Given data ▸
Start of Block

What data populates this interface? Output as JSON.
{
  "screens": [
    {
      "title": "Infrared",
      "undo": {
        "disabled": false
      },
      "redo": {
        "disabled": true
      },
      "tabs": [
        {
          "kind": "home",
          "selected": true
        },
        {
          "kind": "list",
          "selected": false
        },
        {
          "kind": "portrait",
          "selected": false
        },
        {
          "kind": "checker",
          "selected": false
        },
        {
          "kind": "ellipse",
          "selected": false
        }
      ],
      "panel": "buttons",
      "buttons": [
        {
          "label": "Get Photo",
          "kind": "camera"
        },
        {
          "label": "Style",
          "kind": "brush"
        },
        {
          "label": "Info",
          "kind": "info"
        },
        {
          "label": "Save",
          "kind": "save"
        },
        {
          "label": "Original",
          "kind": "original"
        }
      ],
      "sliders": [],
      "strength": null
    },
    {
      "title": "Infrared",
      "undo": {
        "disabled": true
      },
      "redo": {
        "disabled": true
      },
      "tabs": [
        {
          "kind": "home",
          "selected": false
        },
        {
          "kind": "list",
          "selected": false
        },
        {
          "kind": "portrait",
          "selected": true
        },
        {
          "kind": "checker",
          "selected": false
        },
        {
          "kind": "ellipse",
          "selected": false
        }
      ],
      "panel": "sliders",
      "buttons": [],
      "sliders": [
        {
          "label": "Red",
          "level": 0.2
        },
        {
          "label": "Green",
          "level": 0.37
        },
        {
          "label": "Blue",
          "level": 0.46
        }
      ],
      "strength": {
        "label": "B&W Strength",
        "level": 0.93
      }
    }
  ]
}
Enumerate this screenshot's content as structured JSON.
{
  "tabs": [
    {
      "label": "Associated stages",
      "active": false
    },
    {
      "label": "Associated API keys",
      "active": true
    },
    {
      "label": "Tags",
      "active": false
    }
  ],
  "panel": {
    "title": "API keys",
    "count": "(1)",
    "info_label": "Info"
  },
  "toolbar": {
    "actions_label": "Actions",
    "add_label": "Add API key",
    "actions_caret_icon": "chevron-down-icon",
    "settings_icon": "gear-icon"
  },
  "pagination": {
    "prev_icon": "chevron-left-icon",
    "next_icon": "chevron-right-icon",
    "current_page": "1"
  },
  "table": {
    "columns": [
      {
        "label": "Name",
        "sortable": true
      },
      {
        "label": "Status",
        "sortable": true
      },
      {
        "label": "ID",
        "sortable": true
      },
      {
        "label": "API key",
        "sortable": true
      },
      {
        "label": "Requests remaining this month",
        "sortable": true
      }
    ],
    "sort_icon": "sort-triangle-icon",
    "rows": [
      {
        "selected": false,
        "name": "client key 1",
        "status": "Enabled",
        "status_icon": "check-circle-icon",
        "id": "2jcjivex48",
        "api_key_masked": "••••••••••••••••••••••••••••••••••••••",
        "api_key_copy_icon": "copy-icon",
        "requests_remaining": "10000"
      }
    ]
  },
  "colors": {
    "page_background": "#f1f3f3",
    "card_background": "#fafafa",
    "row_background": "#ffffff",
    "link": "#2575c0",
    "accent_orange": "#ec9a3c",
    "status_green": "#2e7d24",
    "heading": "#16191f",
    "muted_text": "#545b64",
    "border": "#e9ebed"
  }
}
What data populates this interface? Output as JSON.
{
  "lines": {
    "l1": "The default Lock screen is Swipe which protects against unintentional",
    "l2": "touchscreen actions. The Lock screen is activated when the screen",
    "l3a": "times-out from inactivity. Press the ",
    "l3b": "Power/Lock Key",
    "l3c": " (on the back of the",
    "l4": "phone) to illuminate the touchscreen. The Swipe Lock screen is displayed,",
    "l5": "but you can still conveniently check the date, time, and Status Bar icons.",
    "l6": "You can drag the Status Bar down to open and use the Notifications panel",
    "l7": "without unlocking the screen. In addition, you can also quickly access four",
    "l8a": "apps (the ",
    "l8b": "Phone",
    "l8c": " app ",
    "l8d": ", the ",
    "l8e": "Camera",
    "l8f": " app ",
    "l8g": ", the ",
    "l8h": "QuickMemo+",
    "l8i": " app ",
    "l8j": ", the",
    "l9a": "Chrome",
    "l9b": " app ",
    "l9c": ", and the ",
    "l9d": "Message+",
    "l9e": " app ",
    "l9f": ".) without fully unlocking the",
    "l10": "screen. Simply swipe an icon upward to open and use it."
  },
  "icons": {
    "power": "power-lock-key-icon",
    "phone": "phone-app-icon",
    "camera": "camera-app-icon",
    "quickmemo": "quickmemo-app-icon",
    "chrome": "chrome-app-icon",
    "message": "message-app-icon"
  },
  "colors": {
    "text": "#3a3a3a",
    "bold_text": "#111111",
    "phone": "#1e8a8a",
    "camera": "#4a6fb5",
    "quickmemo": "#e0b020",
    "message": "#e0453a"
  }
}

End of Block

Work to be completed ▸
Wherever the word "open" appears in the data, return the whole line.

Answer to this exercise ▸
    "l6": "You can drag the Status Bar down to open and use the Notifications panel",
    "l10": "screen. Simply swipe an icon upward to open and use it."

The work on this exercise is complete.